Spencer Bogart is vice president of equity research for Needham & Co. He joined the firm in 2014 and currently leads the research efforts on blockchain technology and bitcoin while supporting research on cloud software (SaaS) companies. ETF.com recently sat down with Bogart, a former ETF.com analyst, to get his take on all the important developments in the bitcoin market ahead of the key SEC decision on the Winklevoss ETF, expected within the next month.
ETF.com: Before we jump into more specifics, in a nutshell, how would you describe what bitcoin is to the layperson?
Bogart: Bitcoin is peer-to-peer digital cash that's not issued by any central authority.
ETF.com: Tell us about the highly anticipated decision that's coming from the SEC. What is it ruling on and what are the odds the ruling will be positive?
Spencer: There's a number of bitcoin ETFs that are going through the regulatory approval process. The one that's been going through the process the longest is the Winklevoss bitcoin ETF [Winklevoss Bitcoin Trust (COIN)]. That's been going on for about 3 1/2, four years now.
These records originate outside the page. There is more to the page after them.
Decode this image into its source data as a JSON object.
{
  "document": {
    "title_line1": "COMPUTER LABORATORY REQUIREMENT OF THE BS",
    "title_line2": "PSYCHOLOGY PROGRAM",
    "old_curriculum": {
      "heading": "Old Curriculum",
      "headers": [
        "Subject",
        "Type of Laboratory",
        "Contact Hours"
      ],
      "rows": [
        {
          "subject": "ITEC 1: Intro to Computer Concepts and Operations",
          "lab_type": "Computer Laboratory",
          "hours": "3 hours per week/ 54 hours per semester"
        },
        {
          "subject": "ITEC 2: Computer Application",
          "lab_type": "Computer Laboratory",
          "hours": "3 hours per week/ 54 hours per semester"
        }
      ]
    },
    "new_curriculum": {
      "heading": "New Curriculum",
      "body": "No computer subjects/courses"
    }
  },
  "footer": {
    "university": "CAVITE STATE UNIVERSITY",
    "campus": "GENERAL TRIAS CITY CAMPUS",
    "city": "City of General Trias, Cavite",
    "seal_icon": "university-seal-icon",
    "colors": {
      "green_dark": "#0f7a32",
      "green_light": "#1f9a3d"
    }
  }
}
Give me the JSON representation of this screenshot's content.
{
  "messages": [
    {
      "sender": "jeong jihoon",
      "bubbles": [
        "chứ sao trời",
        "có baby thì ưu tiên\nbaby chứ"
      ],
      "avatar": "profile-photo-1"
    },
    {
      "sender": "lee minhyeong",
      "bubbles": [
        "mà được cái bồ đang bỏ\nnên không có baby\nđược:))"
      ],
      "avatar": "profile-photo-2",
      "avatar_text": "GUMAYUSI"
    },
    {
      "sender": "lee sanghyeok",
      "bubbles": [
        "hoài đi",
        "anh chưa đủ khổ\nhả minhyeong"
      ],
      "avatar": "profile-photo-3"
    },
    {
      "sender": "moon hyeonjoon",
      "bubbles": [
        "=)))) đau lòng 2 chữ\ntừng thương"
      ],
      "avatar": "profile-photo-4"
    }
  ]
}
The exchange they would like to list that particular ETF on―which in this case is Bats [owner of ETF.com]―has filed a proposed rule change, which would be necessary to list the ETF. It's that proposal that essentially we've been watching go through the regulatory approval process.
At each point along the way, the SEC has had the option to approve, disapprove the ETF or to extend its time to make a decision. All along the way, it’s chosen the opportunity to extend the time to make a decision, including submitting requests for public comments.
We’ll now see an end to that process before March 11, which is the deadline. Before that, we’ll either get an approval, a disapproval or Bats will withdraw its request for a rule change. Or, if no decision is made by March 11, then the rule change is automatically approved.
ETF.com: What factors are the SEC considering?
Bogart: I don't have any inside information, but my sense is that the majority of the things that the SEC is particularly concerned about revolve around bitcoin itself as opposed to anything specific about the Winklevoss filing.
They're asking if a digital asset such as bitcoin―which, unlike a commodity doesn't have a physical form, and unlike a security or derivative, is not under any kind of regulatory supervision―is a suitable underlying asset for an ETF.
At the highest level, that's the kind of thing they're considering. A little bit more in the weeds they're asking if the specific markets that bitcoin trades on are stable, fair and efficient, and if they facilitate or enable or encourage any kind of market manipulation.